• **What is expected**:
In which lines of the data does the string "hàng" appear? Copy every one.

• **Records for this task**:
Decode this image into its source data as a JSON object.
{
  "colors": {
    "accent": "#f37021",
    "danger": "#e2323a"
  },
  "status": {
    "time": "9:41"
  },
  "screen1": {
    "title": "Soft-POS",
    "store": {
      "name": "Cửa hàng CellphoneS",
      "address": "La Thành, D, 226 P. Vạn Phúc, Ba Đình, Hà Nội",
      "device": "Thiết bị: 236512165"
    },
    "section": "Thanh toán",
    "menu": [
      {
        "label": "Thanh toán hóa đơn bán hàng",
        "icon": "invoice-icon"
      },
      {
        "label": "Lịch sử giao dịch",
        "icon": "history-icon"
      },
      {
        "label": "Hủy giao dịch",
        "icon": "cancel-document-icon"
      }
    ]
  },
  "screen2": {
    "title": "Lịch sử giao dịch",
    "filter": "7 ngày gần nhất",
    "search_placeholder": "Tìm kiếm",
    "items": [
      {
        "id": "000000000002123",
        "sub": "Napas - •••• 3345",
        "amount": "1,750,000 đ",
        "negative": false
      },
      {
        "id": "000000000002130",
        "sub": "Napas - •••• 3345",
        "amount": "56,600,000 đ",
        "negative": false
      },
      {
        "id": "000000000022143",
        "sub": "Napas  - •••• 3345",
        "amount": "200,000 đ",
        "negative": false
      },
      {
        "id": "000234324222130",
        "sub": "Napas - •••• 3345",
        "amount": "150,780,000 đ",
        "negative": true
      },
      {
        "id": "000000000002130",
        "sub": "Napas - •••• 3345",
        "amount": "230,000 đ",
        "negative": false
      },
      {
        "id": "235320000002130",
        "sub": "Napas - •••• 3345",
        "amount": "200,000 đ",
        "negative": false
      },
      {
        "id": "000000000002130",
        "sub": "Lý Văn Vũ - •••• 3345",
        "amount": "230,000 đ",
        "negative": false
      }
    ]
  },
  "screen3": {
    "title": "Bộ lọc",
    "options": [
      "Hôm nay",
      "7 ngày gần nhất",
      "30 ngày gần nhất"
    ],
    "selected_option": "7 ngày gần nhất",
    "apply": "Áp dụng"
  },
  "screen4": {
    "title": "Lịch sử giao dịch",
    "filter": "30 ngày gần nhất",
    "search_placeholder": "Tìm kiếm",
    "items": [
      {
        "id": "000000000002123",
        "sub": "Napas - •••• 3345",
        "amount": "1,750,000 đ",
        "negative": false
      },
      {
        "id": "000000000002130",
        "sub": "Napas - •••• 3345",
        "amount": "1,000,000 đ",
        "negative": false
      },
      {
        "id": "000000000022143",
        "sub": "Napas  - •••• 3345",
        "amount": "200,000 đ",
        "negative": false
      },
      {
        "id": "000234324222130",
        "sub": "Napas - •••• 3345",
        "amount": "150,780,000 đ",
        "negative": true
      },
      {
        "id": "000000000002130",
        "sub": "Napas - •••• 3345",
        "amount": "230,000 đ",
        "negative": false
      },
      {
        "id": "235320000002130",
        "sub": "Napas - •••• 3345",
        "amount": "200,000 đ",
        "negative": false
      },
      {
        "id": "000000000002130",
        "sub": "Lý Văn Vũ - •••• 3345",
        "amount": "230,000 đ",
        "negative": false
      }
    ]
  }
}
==
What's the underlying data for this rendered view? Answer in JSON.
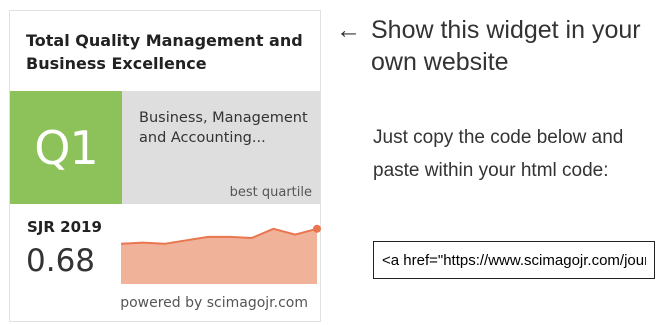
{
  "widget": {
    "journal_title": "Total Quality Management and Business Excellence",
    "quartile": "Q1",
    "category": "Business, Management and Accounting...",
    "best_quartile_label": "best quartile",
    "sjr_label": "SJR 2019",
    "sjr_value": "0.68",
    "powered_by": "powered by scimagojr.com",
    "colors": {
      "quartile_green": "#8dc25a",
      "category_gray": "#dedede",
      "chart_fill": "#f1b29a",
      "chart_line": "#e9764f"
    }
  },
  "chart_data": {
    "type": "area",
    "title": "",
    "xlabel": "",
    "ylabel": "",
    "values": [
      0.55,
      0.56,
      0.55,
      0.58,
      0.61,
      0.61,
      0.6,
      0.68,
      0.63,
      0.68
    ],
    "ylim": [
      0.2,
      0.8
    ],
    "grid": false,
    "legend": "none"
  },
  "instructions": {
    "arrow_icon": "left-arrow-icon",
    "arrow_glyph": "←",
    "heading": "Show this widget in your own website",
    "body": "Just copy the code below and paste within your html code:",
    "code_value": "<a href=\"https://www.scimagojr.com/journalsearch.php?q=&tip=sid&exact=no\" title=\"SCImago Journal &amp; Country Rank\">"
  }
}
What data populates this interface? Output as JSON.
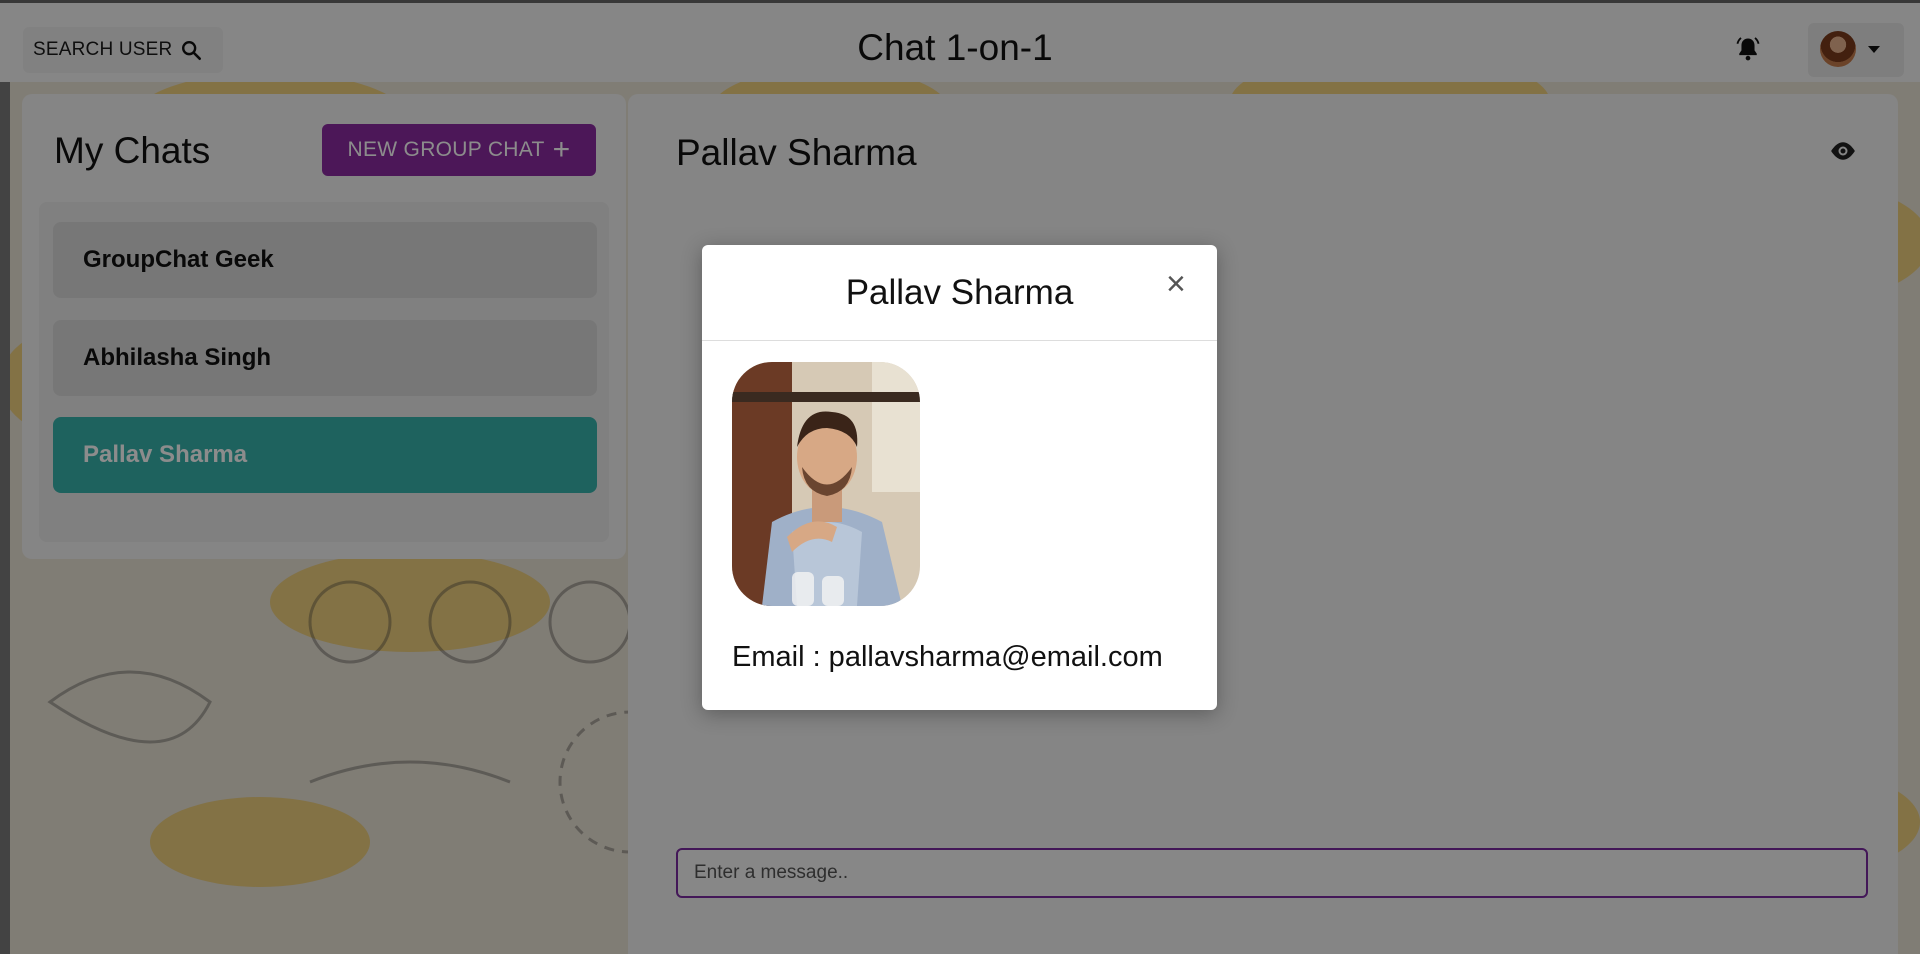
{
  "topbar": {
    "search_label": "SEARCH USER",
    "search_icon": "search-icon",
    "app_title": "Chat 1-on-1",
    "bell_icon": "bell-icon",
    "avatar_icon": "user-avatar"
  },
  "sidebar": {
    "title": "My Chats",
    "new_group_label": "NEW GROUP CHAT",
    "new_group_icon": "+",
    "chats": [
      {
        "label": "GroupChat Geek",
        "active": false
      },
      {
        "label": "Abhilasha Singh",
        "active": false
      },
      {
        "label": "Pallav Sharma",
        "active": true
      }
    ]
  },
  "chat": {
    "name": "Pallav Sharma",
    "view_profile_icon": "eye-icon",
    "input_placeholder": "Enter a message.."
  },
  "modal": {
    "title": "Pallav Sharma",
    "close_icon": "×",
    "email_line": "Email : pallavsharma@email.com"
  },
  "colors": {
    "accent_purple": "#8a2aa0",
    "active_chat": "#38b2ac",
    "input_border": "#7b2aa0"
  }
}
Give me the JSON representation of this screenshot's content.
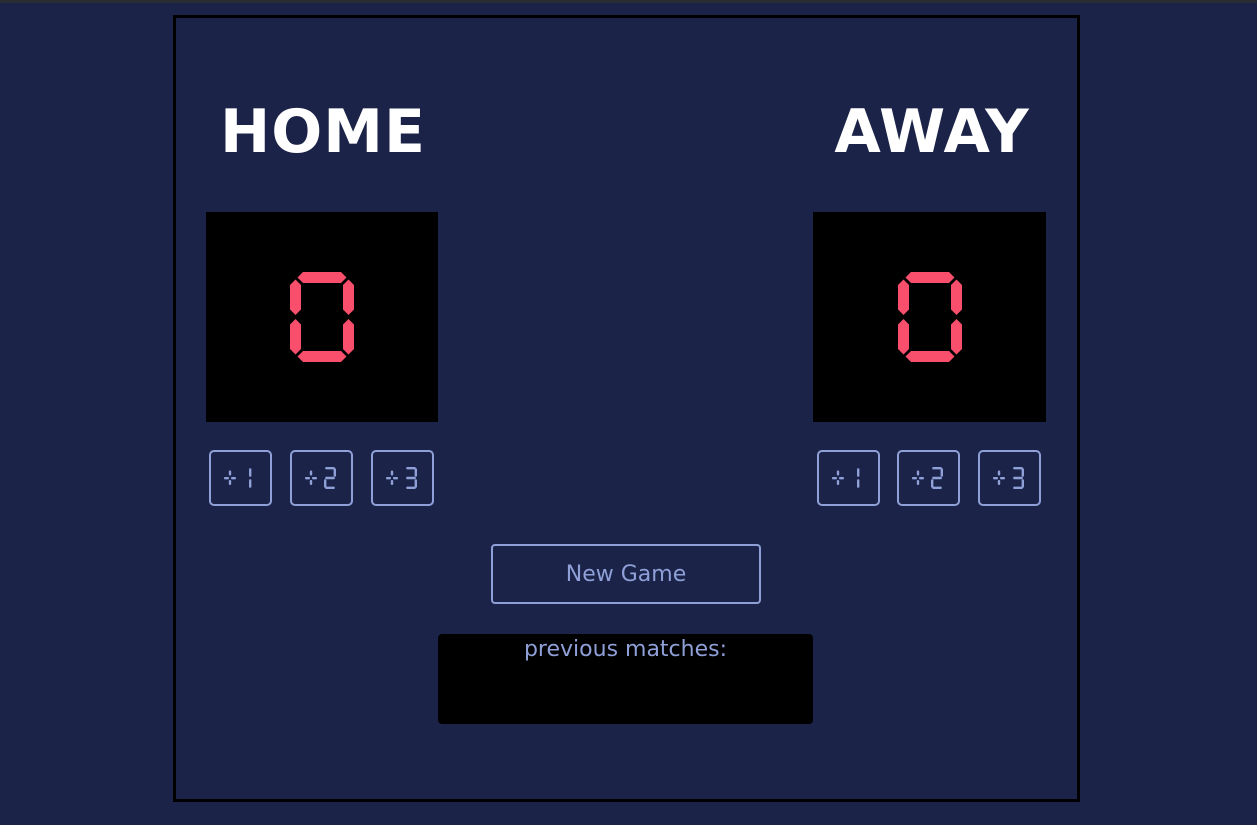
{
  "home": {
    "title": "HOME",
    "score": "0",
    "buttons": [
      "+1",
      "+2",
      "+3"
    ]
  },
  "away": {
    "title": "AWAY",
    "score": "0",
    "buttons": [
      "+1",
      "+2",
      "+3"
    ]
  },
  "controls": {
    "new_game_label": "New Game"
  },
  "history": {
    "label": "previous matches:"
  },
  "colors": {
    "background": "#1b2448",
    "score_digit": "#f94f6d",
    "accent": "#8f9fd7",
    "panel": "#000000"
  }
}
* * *
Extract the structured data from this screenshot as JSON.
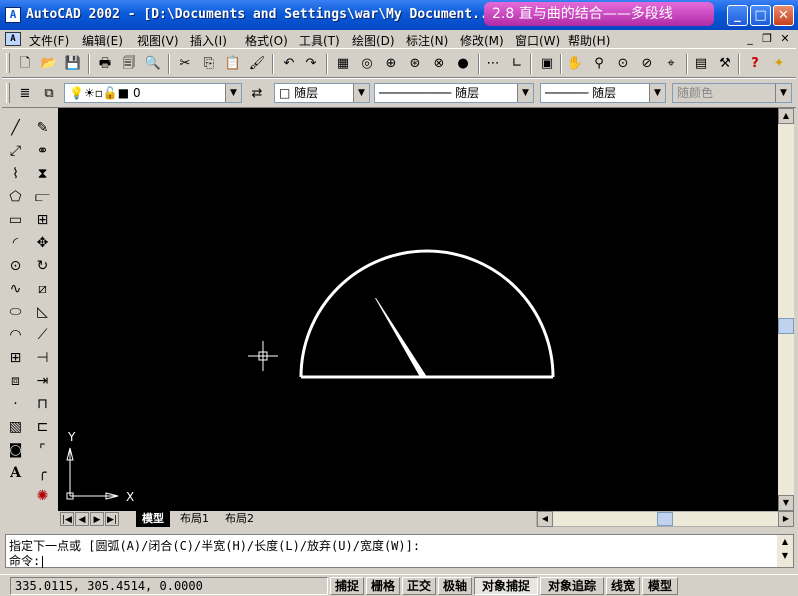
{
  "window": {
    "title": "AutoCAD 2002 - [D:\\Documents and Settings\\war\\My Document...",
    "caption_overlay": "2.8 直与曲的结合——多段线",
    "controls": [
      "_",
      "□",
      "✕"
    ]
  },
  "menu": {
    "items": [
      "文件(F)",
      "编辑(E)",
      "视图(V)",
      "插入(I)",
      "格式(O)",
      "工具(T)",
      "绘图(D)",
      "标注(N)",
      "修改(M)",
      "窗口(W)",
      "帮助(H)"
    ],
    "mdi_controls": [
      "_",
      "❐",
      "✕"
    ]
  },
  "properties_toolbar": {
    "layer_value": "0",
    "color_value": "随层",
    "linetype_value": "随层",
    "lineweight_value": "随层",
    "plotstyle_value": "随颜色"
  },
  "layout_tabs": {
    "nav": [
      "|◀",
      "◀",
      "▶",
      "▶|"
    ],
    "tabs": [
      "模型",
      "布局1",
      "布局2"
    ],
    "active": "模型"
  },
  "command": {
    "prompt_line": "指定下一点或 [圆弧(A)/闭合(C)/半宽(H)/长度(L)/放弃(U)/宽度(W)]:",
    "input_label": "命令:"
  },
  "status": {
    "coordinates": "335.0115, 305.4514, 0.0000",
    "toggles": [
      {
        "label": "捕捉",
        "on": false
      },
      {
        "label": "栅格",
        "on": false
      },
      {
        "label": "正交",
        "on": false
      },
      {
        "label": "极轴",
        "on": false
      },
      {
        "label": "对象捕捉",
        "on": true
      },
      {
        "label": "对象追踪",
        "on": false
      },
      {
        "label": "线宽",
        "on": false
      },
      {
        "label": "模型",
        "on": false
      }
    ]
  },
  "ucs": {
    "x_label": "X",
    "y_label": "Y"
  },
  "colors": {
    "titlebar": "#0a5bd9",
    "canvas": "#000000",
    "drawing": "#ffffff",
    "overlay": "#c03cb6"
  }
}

• **Answer section**:
      "name": "Cửa hàng CellphoneS",
        "label": "Thanh toán hóa đơn bán hàng",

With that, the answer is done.